Cost of living: 19.1% below national average
City population: 35,539
Median household income: $39,724
Median home value: $88,400
Unemployment rate: 5.1%
Richmond is famous for its contribution to jazz music, with some of the first jazz records recorded with Richmond's Gennett Record, including some feats of Hoagy Carmichael, Duke Ellington and Louis Armstrong.
Apart from its special relationship with jazz music, Richmond also boasts several high-quality institutions, including Indiana University East, the Earlham School of Religion and the Bethany Theological Seminary.
This small town is also one of the cheapest to live in, with residents paying 34 percent less on housing than the national average. Rent is around 50 percent below the U.S. average while the median home value is 26 percent less.
Healthcare services are also affordable, with a visit to the ophthalmologist costing half the national average.
Cost of living: 19.2% below national average
City population: 37,624
Median household income: $38,194
Median home value: $92,300
Unemployment rate: 6.3%
Muskogee is a place full of history and culture, all packed into a small college town. There are four prestigious institutions here, including the Oklahoma School for the Blind, as well as six museums and the Oklahoma Music Hall of Fame.
The small town provides a lot of industrial job opportunities, with some of the major employers in the area including paper company Georgia-Pacific, the U.S. Department of Veterans Affairs and a VA medical center.
But the best part about Muskogee is its super low cost of living, with the housing costs 35 percent cheaper than the U.S. average being the biggest perk. Residents also get to pay less than the average American pays for groceries, healthcare and transportation.
Cost of living: 19.4% below U.S. average
City population: 20,171
Median household income: $34,956
Median home value: $88,500
Unemployment rate: 4.4%
The award for the cheapest of the cheapest small town in the United States goes to Pittsburg, Kan., according to the analysis performed by C2ER's Cost of Living Index.
Just a two-hour drive from Kansas City on Route 69, Pittsburg offers an urban-suburban mixed feel as it is home to numerous restaurants, bars, parks and coffee shops but these are all less crowded than the ones in bigger cities.
In its earlier days, the town was known for its coal industry. Nowadays, the presence of the Pittsburg State University has turned it into an educational and cultural hub. Actor Gary Busey and Brian Moorman, retired two-time Pro Bowl punter for the NFL's Buffalo Bills are among the former alumni of Pittsburg University.
The average income in Pittsburg is $31,000 less than the U.S. median income but the $152,000 cheaper median home prices more than compensate for that.
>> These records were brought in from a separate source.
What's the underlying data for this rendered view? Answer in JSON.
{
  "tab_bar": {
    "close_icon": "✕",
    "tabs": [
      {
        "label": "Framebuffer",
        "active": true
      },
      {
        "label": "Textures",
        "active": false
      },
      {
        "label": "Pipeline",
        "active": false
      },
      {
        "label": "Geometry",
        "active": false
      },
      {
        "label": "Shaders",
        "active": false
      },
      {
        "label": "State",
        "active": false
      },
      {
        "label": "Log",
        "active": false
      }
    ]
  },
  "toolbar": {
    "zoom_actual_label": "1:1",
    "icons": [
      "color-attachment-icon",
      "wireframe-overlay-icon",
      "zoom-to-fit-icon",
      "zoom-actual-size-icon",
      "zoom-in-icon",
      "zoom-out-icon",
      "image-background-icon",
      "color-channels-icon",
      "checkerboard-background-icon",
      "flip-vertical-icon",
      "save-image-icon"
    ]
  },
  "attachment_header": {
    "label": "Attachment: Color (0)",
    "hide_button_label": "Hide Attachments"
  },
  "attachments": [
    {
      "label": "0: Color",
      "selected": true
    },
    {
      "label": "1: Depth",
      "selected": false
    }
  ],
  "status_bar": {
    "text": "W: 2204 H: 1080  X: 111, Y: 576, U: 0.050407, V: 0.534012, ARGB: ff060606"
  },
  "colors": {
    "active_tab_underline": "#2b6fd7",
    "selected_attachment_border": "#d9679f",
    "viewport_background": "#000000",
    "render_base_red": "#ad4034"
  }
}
Housing expenses are 37.2 below the national average and residents here pay less for many other things, including a visit to the doctor or to the beauty parlor.